WORK INSTRUCTIONS | Below are some entries. Count how many of their lines include "user", then give that number only.

[Element data from apps and pages]
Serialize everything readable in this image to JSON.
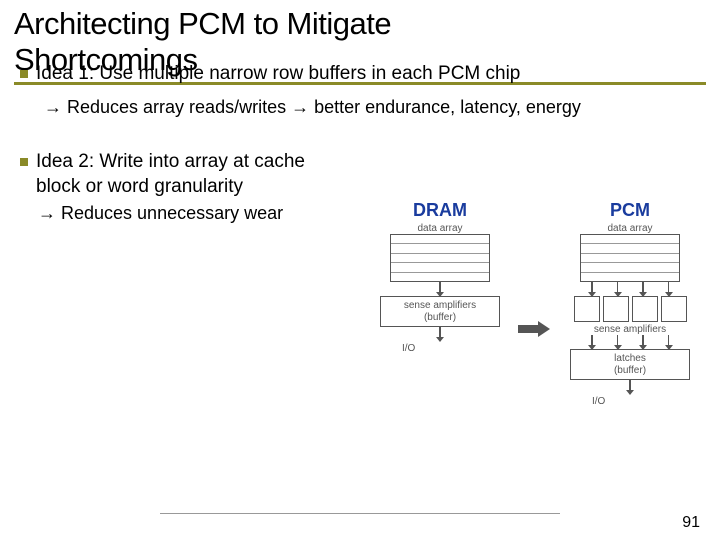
{
  "title_line1": "Architecting PCM to Mitigate",
  "title_line2": "Shortcomings",
  "idea1": "Idea 1: Use multiple narrow row buffers in each PCM chip",
  "idea1_sub": "→ Reduces array reads/writes → better endurance, latency, energy",
  "idea2": "Idea 2: Write into array at cache block or word granularity",
  "idea2_sub": "→ Reduces unnecessary wear",
  "diagram": {
    "left_header": "DRAM",
    "right_header": "PCM",
    "data_array": "data array",
    "sense_amp": "sense amplifiers",
    "buffer": "(buffer)",
    "latches": "latches",
    "io": "I/O"
  },
  "page_number": "91"
}
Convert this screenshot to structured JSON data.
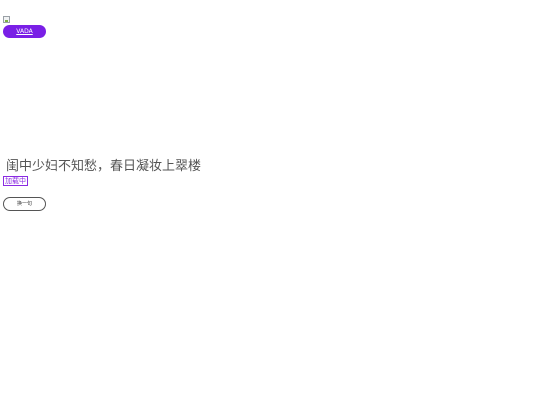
{
  "header": {
    "brand_button_label": "VADA"
  },
  "main": {
    "poem_line": "闺中少妇不知愁，春日凝妆上翠楼",
    "loading_label": "加载中",
    "action_button_label": "换一句"
  },
  "colors": {
    "brand_button_bg": "#7a1fe6",
    "loading_tag": "#8a2be2"
  },
  "icons": {
    "logo": "broken-image-icon"
  }
}
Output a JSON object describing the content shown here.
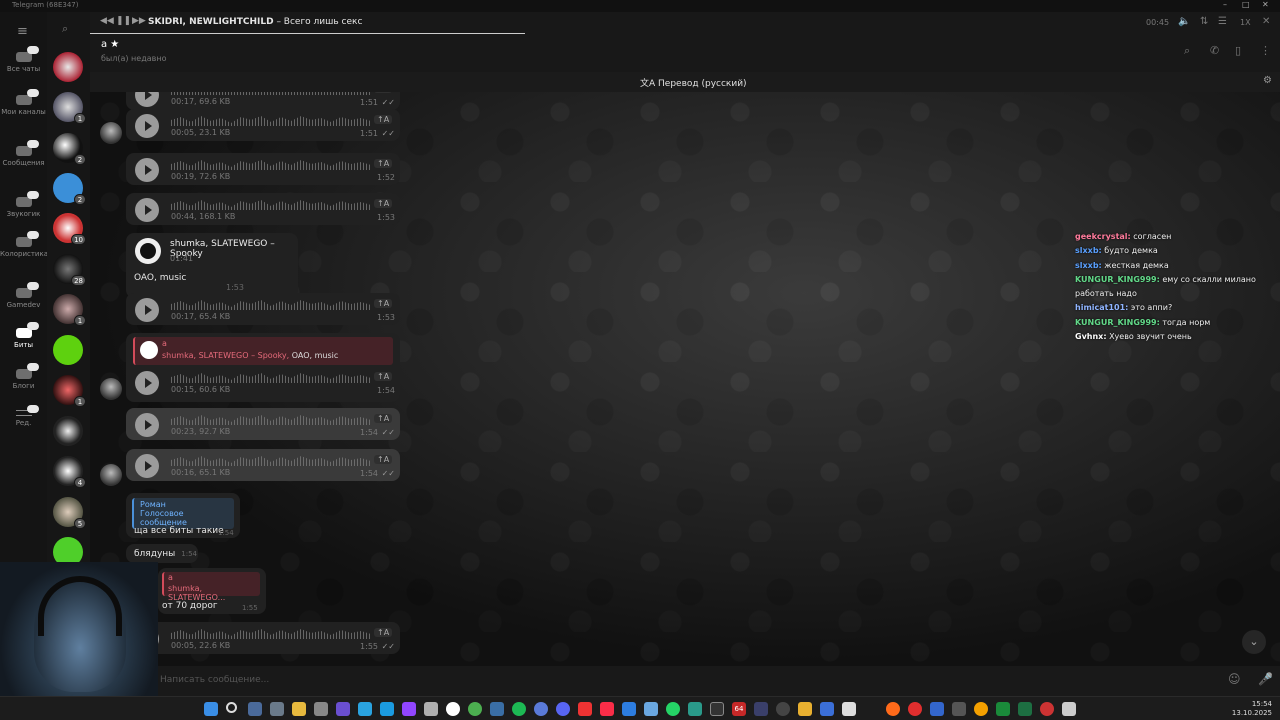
{
  "window": {
    "title": "Telegram (68E347)"
  },
  "folders": [
    {
      "label": "Все чаты",
      "active": false
    },
    {
      "label": "Мои каналы",
      "active": false
    },
    {
      "label": "Сообщения",
      "active": false
    },
    {
      "label": "Звукогик",
      "active": false
    },
    {
      "label": "Колористика",
      "active": false
    },
    {
      "label": "Gamedev",
      "active": false
    },
    {
      "label": "Биты",
      "active": true
    },
    {
      "label": "Блоги",
      "active": false
    },
    {
      "label": "Ред.",
      "active": false
    }
  ],
  "chatlist_badges": [
    "",
    "1",
    "2",
    "2",
    "10",
    "28",
    "1",
    "",
    "1",
    "",
    "4",
    "5",
    ""
  ],
  "player": {
    "artist": "SKIDRI, NEWLIGHTCHILD",
    "title": "– Всего лишь секс",
    "time": "00:45",
    "speed": "1X"
  },
  "chat": {
    "name": "a ★",
    "status": "был(а) недавно"
  },
  "translate": {
    "label": "Перевод (русский)"
  },
  "messages": {
    "v0": {
      "meta": "00:17, 69.6 KB",
      "time": "1:51"
    },
    "v1": {
      "meta": "00:05, 23.1 KB",
      "time": "1:51"
    },
    "v2": {
      "meta": "00:19, 72.6 KB",
      "time": "1:52"
    },
    "v3": {
      "meta": "00:44, 168.1 KB",
      "time": "1:53"
    },
    "music": {
      "title": "shumka, SLATEWEGO – Spooky",
      "duration": "01:41"
    },
    "caption": {
      "text": "OAO, music",
      "time": "1:53"
    },
    "v4": {
      "meta": "00:17, 65.4 KB",
      "time": "1:53"
    },
    "reply1": {
      "name": "a",
      "track": "shumka, SLATEWEGO – Spooky,",
      "extra": " OAO, music"
    },
    "v5": {
      "meta": "00:15, 60.6 KB",
      "time": "1:54"
    },
    "v6": {
      "meta": "00:23, 92.7 KB",
      "time": "1:54"
    },
    "v7": {
      "meta": "00:16, 65.1 KB",
      "time": "1:54"
    },
    "quote": {
      "name": "Роман",
      "text": "Голосовое сообщение"
    },
    "t1": {
      "text": "ща все биты такие",
      "time": "1:54"
    },
    "t2": {
      "text": "блядуны",
      "time": "1:54"
    },
    "reply2": {
      "name": "a",
      "track": "shumka, SLATEWEGO..."
    },
    "t3": {
      "text": "от 70 дорог",
      "time": "1:55"
    },
    "v8": {
      "meta": "00:05, 22.6 KB",
      "time": "1:55"
    },
    "translate_btn": "↑A"
  },
  "stream_chat": [
    {
      "user": "geekcrystal:",
      "text": " согласен",
      "color": "#ff7b9c"
    },
    {
      "user": "slxxb:",
      "text": " будто демка",
      "color": "#5aa0ff"
    },
    {
      "user": "slxxb:",
      "text": " жесткая демка",
      "color": "#5aa0ff"
    },
    {
      "user": "KUNGUR_KING999:",
      "text": " ему со скалли милано работать надо",
      "color": "#62d989"
    },
    {
      "user": "himicat101:",
      "text": " это аппи?",
      "color": "#8fb4ff"
    },
    {
      "user": "KUNGUR_KING999:",
      "text": " тогда норм",
      "color": "#62d989"
    },
    {
      "user": "Gvhnx:",
      "text": " Хуево звучит очень",
      "color": "#ffffff"
    }
  ],
  "composer": {
    "placeholder": "Написать сообщение..."
  },
  "taskbar": {
    "time": "15:54",
    "date": "13.10.2025",
    "badge": "64"
  }
}
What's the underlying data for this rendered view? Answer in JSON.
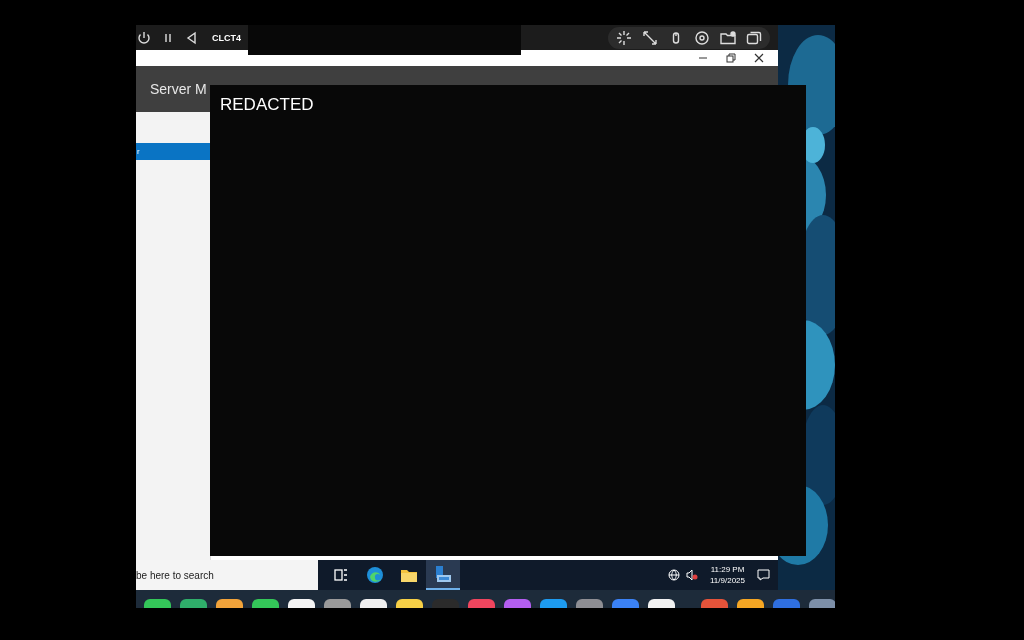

SOLUTION | 7